Facilities that have it in their brains
CERN facilitieslocated near Geneva, on the border between France and Switzerland, are home to some of the most complex and sophisticated machines ever created by man. Its particle accelerators, including the LHC, which is the largest on the planet, are complex, but the detectors that collect collision data are even more so. From the outside, it might seem like once these machines are ready to perform experiments, all that’s left to do is child’s play – but nothing could be further from the truth than this information. Indeed, the processing of the enormous volume of information generated by particle collisions require a titanic computational effort.
Fortunately, scientists from CERN have come up with a system that works wonderfully. Basically what they did was develop a machine learning model able to analyze the data provided by the detectors very quickly to identify those that really have value.
A valuable machine learning model for autonomous driving
At first glance, it might seem that deriving knowledge from particle collisions in CERN detectors has nothing to do with autonomous driving, but in fact, it’s almost the complete opposite. CERN scientists have realized that it is possible to use a machine learning model very similar to that used in the field of particle physics to process and infer knowledge in real time from the information collected by the sensors of an autonomous car.
According to the CERN researchers, the most important contribution their technology can make in this field is its ability to radically refine artificial vision. What they plan to do is nothing less than make self-driving cars able to analyze the information collected by their sensors much faster and more accurately, in order to be able to react immediately to changes in the conditions of the environment in which the vehicle is moving. CERN technicians are so confident in their technology that they work with Zenseact on a research project to develop it so that it can be integrated into future self-driving cars. The latter company is dedicated precisely to the development of the technologies required for this type of vehicle.

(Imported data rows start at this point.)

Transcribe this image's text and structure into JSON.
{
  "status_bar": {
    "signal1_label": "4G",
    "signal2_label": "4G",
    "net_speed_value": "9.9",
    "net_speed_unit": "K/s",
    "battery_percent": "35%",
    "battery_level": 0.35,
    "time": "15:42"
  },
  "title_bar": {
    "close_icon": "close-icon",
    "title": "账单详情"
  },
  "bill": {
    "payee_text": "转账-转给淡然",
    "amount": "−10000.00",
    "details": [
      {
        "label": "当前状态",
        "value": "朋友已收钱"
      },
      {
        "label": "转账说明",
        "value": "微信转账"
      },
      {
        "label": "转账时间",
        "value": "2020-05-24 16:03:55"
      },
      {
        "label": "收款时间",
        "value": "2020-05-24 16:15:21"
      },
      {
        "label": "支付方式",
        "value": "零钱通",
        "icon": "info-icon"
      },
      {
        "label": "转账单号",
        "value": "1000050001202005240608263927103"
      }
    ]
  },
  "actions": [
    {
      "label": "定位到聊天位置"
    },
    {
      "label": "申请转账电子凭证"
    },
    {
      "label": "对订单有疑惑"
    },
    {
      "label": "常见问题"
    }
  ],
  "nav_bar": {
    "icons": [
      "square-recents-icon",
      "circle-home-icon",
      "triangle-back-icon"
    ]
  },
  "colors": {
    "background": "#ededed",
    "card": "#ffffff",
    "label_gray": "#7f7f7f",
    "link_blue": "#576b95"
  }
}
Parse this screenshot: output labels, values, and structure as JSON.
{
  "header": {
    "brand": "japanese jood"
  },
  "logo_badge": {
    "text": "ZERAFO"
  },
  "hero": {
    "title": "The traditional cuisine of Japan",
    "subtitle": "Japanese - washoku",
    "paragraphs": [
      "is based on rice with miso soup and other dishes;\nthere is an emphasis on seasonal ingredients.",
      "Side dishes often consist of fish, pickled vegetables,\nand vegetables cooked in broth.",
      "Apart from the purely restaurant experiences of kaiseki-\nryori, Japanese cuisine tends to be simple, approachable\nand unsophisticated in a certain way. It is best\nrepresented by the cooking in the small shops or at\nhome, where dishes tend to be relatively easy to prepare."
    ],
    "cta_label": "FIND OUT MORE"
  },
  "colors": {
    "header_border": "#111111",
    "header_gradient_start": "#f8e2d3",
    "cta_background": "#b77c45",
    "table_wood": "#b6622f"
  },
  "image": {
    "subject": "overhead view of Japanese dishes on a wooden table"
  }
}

CERN has confirmed that the hardware it uses in its self-driving car research project is essentially the same hardware it has been using for many years in its particle physics research: FPGA (Field-Programmable Gate Array). We won’t go into details so as not to complicate this article too much, but it is at least interesting to know that these are extremely versatile programmable logic circuits. CERN researchers decided to use them because they are able to execute complex decision algorithms in a few microseconds, and therefore deliver their results with minimal latency. So understand here that, on paper, these features fit like a glove to the processing hardware required for self-driving cars.